This does not absolve Lumber Liquidators completely, but it certainly suggests that Lumber Liquidators, as we saw on 60 minutes, may have been selling flooring that they believed was compliant but that was mislabeled by the manufacturer.  This absolves Lumber Liquidators from allegations of wrongdoing, but I still expect costs to be incurred.  The costs will not be related to fines imposed by the 'Clean Air Board.'

Obviously legal costs are one part of this, but I also believe that California will request that Lumber Liquidators satisfy consumer concerns monetarily.  Given California's stance on 'pulling up laminate flooring' I do not believe that California will request Lumber Liquidators to replace flooring that may have been sold with improper labels.

Statement from the 'Clean Air Board'

"Various studies have shown that laminated and engineered flooring and sealed surfaces and edges reduce the emissions from the platform materials and that the emissions generally decrease as the product ages. As a general rule, we do not recommend removing a flooring product unless there are noticeable health effects (i.e. nose and throat irritation, a burning sensation of the eyes, wheezing, and difficulty in breathing), and other measures taken to alleviate them have failed and there is good reason to believe the flooring is the source of the problem."

Given 'The Clean Air Board's' stance on removing flooring that is not causing problems and in light of the attention being paid to this matter by the public I do expect that Lumber Liquidators will incur costs, I have previously estimated them to be approximately $50 million, which included the removal of previously installed flooring and the replacement costs of compliant flooring, but given this information my estimates have been significantly reduced.  The costs to Lumber Liquidators will not include fines, and the costs to satisfy customer complaints will only likely be half of my previous estimate.

In addition, facts that painted Lumber Liquidators in a very negative light are discounted by the 'Clean Air Board's' statements and that is a material event given current public perception.

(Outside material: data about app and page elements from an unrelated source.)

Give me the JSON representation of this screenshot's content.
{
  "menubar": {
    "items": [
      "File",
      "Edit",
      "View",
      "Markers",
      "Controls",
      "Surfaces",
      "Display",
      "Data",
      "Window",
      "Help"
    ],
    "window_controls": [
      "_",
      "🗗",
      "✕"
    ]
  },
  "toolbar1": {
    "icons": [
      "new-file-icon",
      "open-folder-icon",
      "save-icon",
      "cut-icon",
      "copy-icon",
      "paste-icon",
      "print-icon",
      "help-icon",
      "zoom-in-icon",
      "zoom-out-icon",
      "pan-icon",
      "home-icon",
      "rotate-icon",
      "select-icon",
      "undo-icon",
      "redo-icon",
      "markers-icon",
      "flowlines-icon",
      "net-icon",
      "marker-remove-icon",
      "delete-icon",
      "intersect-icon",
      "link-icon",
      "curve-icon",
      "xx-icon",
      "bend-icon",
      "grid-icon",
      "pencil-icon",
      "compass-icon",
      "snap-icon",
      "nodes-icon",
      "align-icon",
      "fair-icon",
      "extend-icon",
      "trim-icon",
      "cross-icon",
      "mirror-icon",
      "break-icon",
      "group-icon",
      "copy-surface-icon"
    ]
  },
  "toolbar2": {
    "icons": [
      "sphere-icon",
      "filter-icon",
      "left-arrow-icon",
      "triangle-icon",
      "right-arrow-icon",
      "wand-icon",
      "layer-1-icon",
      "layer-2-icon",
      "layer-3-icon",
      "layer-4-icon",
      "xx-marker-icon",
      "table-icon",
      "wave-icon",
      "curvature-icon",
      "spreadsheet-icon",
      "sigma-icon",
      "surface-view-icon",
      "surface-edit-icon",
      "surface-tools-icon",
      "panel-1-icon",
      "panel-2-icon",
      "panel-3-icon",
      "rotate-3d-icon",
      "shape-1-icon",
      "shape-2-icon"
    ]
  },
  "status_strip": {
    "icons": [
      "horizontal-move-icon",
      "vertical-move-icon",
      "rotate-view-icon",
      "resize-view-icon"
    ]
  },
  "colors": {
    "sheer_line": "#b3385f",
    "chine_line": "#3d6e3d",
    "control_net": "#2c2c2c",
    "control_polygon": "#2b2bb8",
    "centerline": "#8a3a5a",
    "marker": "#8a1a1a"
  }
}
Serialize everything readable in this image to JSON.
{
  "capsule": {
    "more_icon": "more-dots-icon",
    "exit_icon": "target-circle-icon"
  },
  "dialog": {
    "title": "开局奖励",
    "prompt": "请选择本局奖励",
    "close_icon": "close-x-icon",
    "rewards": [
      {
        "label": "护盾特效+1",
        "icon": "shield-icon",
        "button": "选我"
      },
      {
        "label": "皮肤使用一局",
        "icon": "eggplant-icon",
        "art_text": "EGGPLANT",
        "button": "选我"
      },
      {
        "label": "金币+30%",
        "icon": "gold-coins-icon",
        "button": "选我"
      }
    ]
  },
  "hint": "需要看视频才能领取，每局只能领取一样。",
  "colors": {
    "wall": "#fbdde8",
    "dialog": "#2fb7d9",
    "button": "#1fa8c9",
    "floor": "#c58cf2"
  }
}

Based on current Valuation levels I expect Lumber Liquidators to trade near $40.

LL is a Strong Buy in my opinion.